The Maya Tropical Forest

Author: James D. Nations
Publisher: University of Texas Press
ISBN: 9780292778771
Release Date: 2010-01-01
Genre: Nature

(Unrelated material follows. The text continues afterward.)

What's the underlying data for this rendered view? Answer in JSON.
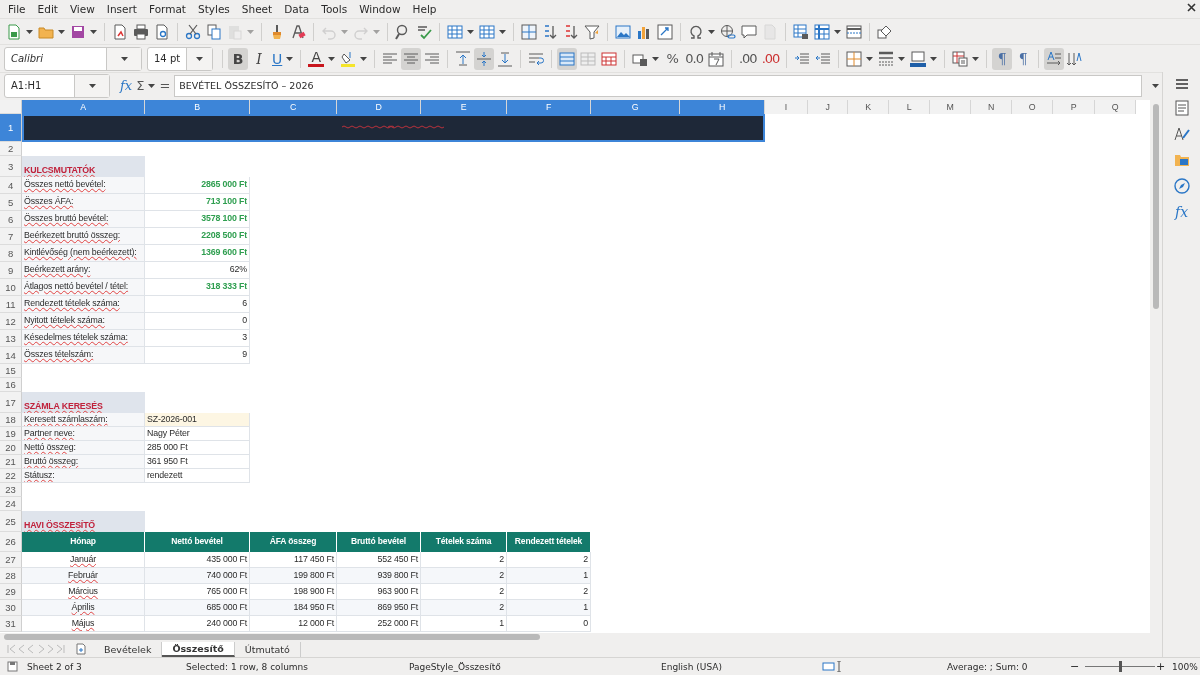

The Maya Tropical Forest, which occupies the lowlands of southern Mexico, Guatemala, and Belize, is the closest rainforest to the United States and one of the most popular tourist destinations in the Western Hemisphere. It has been home to the Maya peoples for nearly four millennia, starting around 1800 BC. Ancient cities in the rainforest such as Palenque, Yaxchilan, Tikal, and Caracol draw thousands of tourists and scholars seeking to learn more about the prehistoric Maya. Their contemporary descendants, the modern Maya, utilize the forest's natural resources in village life and international trade, while striving to protect their homeland from deforestation and environmental degradation. Writing for both visitors and conservationists, James Nations tells the fascinating story of how ancient and modern Maya peoples have used and guarded the rich natural resources of the Maya Tropical Forest. He opens with a natural history that profiles the forest's significant animals and plants. Nations then describes the Maya peoples, biological preserves, and major archaeological sites in Mexico, Guatemala, and Belize. Drawing on more than twenty-five years of conservation work in the Maya Tropical Forest, Nations tells first-hand stories of the creation of national parks and other protected areas to safeguard the region's natural resources and archaeological heritage. He concludes with an expert assessment of the forest's future in which he calls for expanded archaeological tourism to create an ecologically sustainable economic base for the region.